The hottest months of the year come after the late June rains…and therein the most challenging season during which to travel to Japan is upon us. But let us make the case for the summer months, not least because many if us welcome, indeed relish, the heat. We certainly enjoy the lack of crowds. And travelling in the cooling countryside, mountains and National Parks, blooming at their pristine best, can be wonderfully refreshing and restorative. Summer is also the season for festivals and it is out here, in the hill towns and in remote shrines, that many of these celebrations take place. Convinced yet? As far as we are concerned, we honestly believe that summer is a great season in which to explore Japan.

For many Japanese this summer exodus from the city holds true, though they can only leave for short periods at a time only (work / life balance is rarely a 'thing' in Japan). For a short break during the school holidays many choose to return to their home towns, adding a vibrancy and energy to rural life not always seen at other times of the year. 

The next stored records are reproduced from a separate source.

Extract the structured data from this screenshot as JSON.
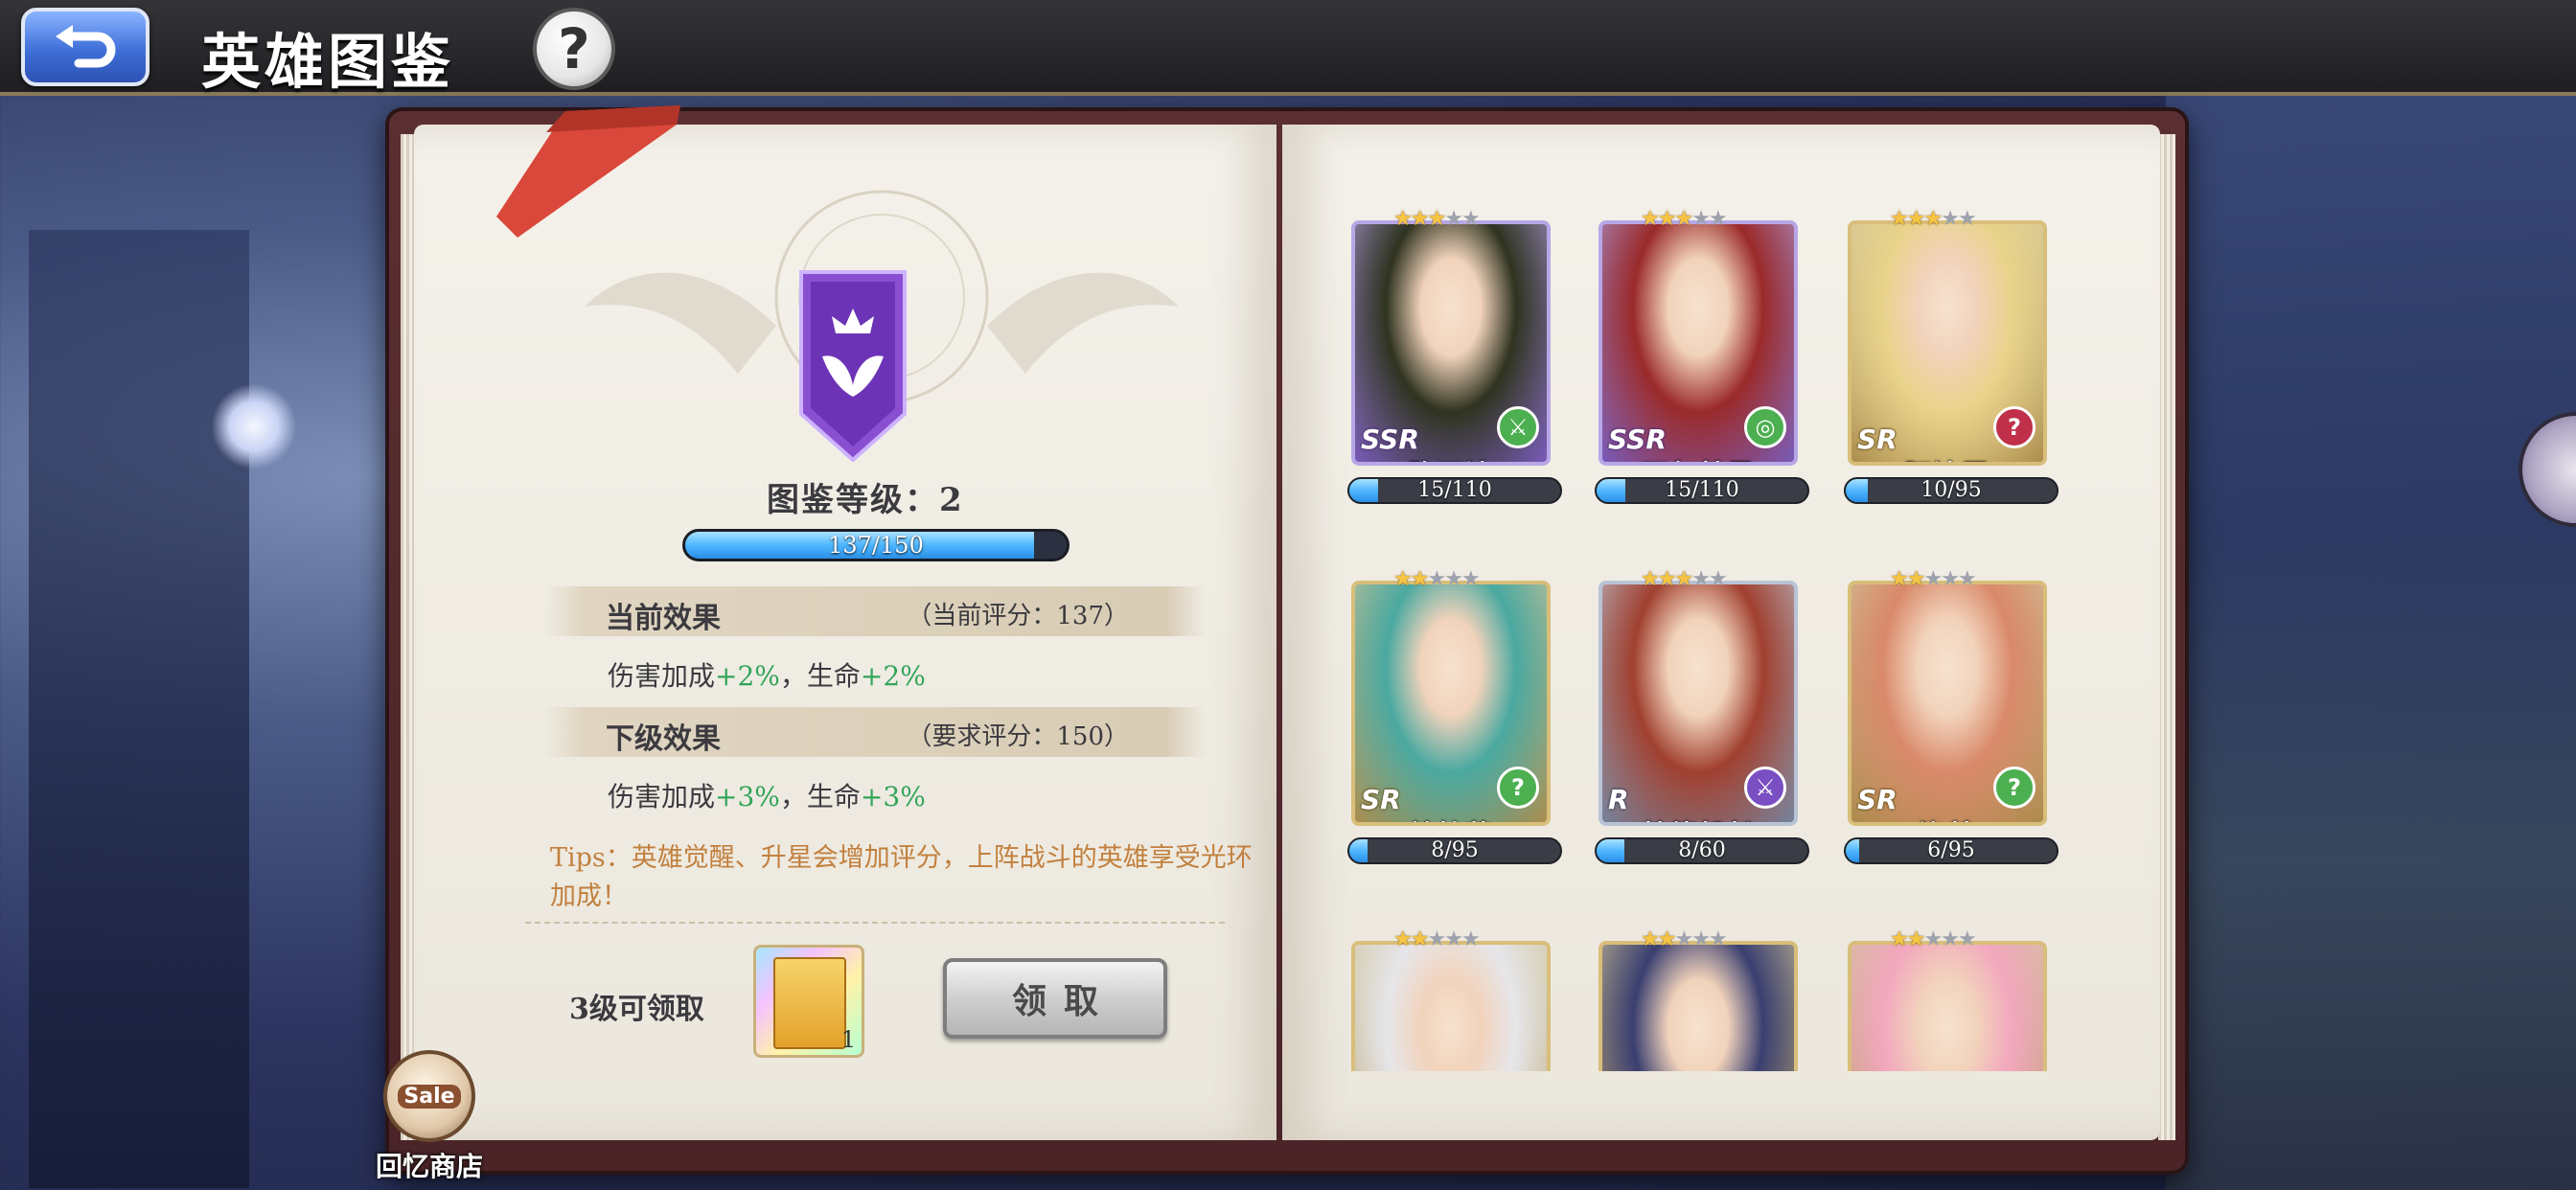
{
  "header": {
    "title": "英雄图鉴",
    "help_label": "?"
  },
  "left_page": {
    "level_label": "图鉴等级：2",
    "progress": {
      "text": "137/150",
      "value": 137,
      "max": 150
    },
    "current_effect": {
      "label": "当前效果",
      "score_text": "（当前评分：137）",
      "line_prefix": "伤害加成",
      "dmg": "+2%",
      "sep": "，生命",
      "hp": "+2%"
    },
    "next_effect": {
      "label": "下级效果",
      "score_text": "（要求评分：150）",
      "line_prefix": "伤害加成",
      "dmg": "+3%",
      "sep": "，生命",
      "hp": "+3%"
    },
    "tips": "Tips：英雄觉醒、升星会增加评分，上阵战斗的英雄享受光环加成！",
    "reward": {
      "label": "3级可领取",
      "count": "1"
    },
    "claim_label": "领取"
  },
  "shop": {
    "badge": "Sale",
    "label": "回忆商店"
  },
  "heroes": [
    {
      "name": "路西法",
      "rarity": "SSR",
      "stars": 3,
      "progress_text": "15/110",
      "value": 15,
      "max": 110,
      "class_icon": "⚔",
      "class_color": "#4caf50",
      "tier": "ssr",
      "tone": "#2f3320"
    },
    {
      "name": "瓦尔基里",
      "rarity": "SSR",
      "stars": 3,
      "progress_text": "15/110",
      "value": 15,
      "max": 110,
      "class_icon": "◎",
      "class_color": "#4caf50",
      "tier": "ssr",
      "tone": "#9a2a2a"
    },
    {
      "name": "阿波罗",
      "rarity": "SR",
      "stars": 3,
      "progress_text": "10/95",
      "value": 10,
      "max": 95,
      "class_icon": "?",
      "class_color": "#c0304a",
      "tier": "sr",
      "tone": "#e9d38a"
    },
    {
      "name": "美杜莎",
      "rarity": "SR",
      "stars": 2,
      "progress_text": "8/95",
      "value": 8,
      "max": 95,
      "class_icon": "?",
      "class_color": "#4caf50",
      "tier": "sr",
      "tone": "#4aa9a0"
    },
    {
      "name": "基德船长",
      "rarity": "R",
      "stars": 3,
      "progress_text": "8/60",
      "value": 8,
      "max": 60,
      "class_icon": "⚔",
      "class_color": "#7a4fc2",
      "tier": "r",
      "tone": "#a04030"
    },
    {
      "name": "洛基",
      "rarity": "SR",
      "stars": 2,
      "progress_text": "6/95",
      "value": 6,
      "max": 95,
      "class_icon": "?",
      "class_color": "#4caf50",
      "tier": "sr",
      "tone": "#d9896a"
    },
    {
      "name": "",
      "rarity": "",
      "stars": 2,
      "progress_text": "",
      "tier": "sr",
      "tone": "#e6e6ea"
    },
    {
      "name": "",
      "rarity": "",
      "stars": 2,
      "progress_text": "",
      "tier": "sr",
      "tone": "#3a3f70"
    },
    {
      "name": "",
      "rarity": "",
      "stars": 2,
      "progress_text": "",
      "tier": "sr",
      "tone": "#f2a7be"
    }
  ],
  "colors": {
    "accent_green": "#33a55a",
    "tips_orange": "#c2803e",
    "progress_blue": "#4eb6ff"
  }
}
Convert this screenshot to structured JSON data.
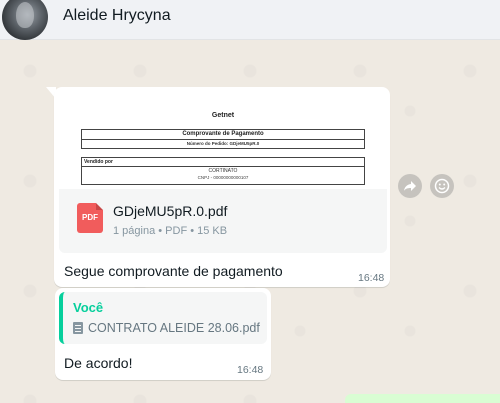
{
  "header": {
    "contact_name": "Aleide Hrycyna"
  },
  "messages": [
    {
      "document_preview": {
        "title": "Getnet",
        "box1_heading": "Comprovante de Pagamento",
        "box1_sub": "Número do Pedido: GDjeMU5pR.0",
        "box2_heading": "Vendido por",
        "box2_line1": "CORTINATO",
        "box2_line2": "CNPJ - 00000000000107"
      },
      "file": {
        "icon_label": "PDF",
        "name": "GDjeMU5pR.0.pdf",
        "meta": "1 página • PDF • 15 KB"
      },
      "text": "Segue comprovante de pagamento",
      "time": "16:48"
    },
    {
      "quote": {
        "author": "Você",
        "file_name": "CONTRATO ALEIDE 28.06.pdf"
      },
      "text": "De acordo!",
      "time": "16:48"
    }
  ],
  "colors": {
    "chat_background": "#efeae2",
    "accent_green": "#06cf9c",
    "pdf_red": "#f15c5c"
  },
  "icons": {
    "forward": "forward-icon",
    "emoji": "emoji-icon",
    "document": "document-icon"
  }
}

However, spending time in the mega-cities is a key part of any Japan adventure so we need to adapt and come up with innovative strategies to keep cool in the summer (though one must reluctantly acknowledge that blanket coverage by effective, and blissful, air-con is a Godsend). We try take the pace out of the sticky days in the urban jungle, perhaps simply by building in time to to visit one of the many wonderful 'pop up' beer gardens on the roofs of departments stores.

O-Bon in mid August is a week to avoid, because it is one of Japan's three major national holidays (alongside New Year & Golden Week). There is a lot of domestic travel and, therefore, increased accommodation rates or, more critically, simply 'no room at the inn'. 

Very happy honeymooners...

Wonderful experience from start to finish. The information they send you is like your Bible when you are out there. It has everything in you will need, from hotel addresses to train times, to advice about what to do whilst you're there. Trust the binder! Definitely will be using them for my next Japan trip.

Ashleigh  ·  United States

I can’t rate Different Snow highly enough...

Different Snow put together a well thought out and carefully researched tailored three week trip. Their recommendations for hotels, sightseeing, entertainment and dining were spot on.

David  ·  U.K.

Begin your journey
How to book

It's pretty straight forward. You simply need to take the first step by getting in contact with us...


Give us a call, or fill in the enquiry form, or send us an email. We’ll listen, give advice and make suggestions.


We create a tailor-made itinerary proposal and email this to you. Together, we then refine it until it is just as you want.


A 20% deposit secures the booking. The balance payment is not due until 10 weeks before departure.


We post out your comprehensive travel pack, and then you travel in Japan under the care of our various local partners.